Content that your audience loves

September 8th, 2012 · Content Marketing, Copywriting · 5 Comments

I saw this on Scott Monty’s Facebook status…and loved it.  I couldn’t track down the creator but if I do, I’ll update the post. Just wanted to give you something to chew on over the weekend. McLellan Marketing Group is an advertising | marketing agency based in Des Moines, IA, and serving clients all over [Read more...]

Age of Conversation 4 — want to be one of our authors?

June 28th, 2012 · Books, Collaborations, Community, Social Media · 5 Comments

We know… it’s crazy. But Gavin and I are ready to do it again. This time, we’d like Age of Conversation to take on a much more personal tone… how is social media impacting you, your work, your family and your view on life? Your chapter might be as elaborate as a real case study [Read more...]

5 questions to define your 2012 game plan

December 30th, 2011 · Business Owner/Leader Stuff, Strategy · 6 Comments

Define your 2012 game plan Over the past month, I’ve been posing what I hope have been some head scratching, thought provoking questions to help you get ready for 2012. If you can answer these five questions — I think you’re going to have a solid foundation for your marketing efforts moving forward. In case [Read more...]

Radio show on book crowdsourcing

July 5th, 2011 · Books, Social Media, Strategy · 5 Comments

  …media coverage for Age #1 One of the best benefits of being a part of the Age of Conversation series is that I’ve met a lot of really smart, generous people who do good work and celebrate others’ good work. That’s how I had the good fortune of being a guest on the US [Read more...]

Going old school – Yahoo Groups

April 2nd, 2011 · Collaborations, Web/Tech · 13 Comments

I know that Facebook‘s groups are the rage and I think it’s a dandy tool.  But what if you have a group of people that aren’t heavy Facebook users? For many years, I’ve used Yahoo Groups whenever I was part of a small group that needed to stay in touch, share files/photos, and by using [Read more...]

Direct mail marketing do’s and don’ts

March 7th, 2011 · Marketing · 9 Comments
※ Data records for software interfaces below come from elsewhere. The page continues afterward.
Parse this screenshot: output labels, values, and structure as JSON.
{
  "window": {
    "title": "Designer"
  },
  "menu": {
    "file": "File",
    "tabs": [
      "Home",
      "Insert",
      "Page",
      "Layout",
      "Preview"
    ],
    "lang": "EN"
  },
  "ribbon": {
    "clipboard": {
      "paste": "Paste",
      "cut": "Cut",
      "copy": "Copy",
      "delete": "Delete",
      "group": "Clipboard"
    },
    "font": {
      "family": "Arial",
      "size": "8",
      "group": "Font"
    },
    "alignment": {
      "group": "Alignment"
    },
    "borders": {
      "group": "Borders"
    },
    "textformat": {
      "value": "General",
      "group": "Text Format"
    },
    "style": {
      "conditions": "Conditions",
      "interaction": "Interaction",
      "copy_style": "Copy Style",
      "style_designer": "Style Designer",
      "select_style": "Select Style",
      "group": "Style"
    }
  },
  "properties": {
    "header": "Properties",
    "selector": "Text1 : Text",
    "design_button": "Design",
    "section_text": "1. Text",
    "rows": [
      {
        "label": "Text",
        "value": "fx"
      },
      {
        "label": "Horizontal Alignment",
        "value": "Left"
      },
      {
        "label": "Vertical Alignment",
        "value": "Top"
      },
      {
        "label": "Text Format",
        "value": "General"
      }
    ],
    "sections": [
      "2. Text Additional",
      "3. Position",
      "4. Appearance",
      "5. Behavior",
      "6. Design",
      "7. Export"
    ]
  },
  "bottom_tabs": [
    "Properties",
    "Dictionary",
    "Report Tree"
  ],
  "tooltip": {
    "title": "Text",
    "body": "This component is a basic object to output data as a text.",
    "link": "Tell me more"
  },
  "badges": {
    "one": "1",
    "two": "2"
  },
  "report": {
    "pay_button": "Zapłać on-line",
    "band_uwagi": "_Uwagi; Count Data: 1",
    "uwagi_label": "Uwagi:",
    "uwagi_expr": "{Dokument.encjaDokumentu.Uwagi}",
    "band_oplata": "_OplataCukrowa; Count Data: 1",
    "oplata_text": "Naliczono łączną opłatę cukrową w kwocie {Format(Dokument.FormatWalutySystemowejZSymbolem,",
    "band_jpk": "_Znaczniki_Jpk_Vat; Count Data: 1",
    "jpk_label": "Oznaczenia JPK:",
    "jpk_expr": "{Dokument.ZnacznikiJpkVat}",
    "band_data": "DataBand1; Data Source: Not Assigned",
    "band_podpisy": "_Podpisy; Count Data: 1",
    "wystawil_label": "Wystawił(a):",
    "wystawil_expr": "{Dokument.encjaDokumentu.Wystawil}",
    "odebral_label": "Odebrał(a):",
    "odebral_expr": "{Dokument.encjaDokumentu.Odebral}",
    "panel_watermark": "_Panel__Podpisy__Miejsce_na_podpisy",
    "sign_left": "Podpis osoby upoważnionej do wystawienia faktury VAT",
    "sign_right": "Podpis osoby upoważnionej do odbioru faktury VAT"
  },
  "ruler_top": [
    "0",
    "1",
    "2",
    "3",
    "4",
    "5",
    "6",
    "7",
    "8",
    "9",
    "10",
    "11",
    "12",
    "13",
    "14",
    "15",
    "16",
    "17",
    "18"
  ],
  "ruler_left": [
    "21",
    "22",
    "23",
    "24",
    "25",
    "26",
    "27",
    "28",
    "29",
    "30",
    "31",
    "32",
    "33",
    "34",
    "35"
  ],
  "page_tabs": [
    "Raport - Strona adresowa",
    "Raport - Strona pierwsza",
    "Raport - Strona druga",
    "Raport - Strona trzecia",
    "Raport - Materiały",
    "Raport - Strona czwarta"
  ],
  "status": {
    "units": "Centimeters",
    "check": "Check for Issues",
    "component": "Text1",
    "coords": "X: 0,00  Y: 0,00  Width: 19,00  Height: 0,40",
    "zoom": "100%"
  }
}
I’ve always been a fan of direct mail, especially 3-D direct mail.  It’s pretty tough for someone to ignore a package addressed to them.  Assuming you’re mailing to the right audience — it can be very effective. I get a fair amount of 3-D direct mail related to the blog and my agency McLellan Marketing [Read more...]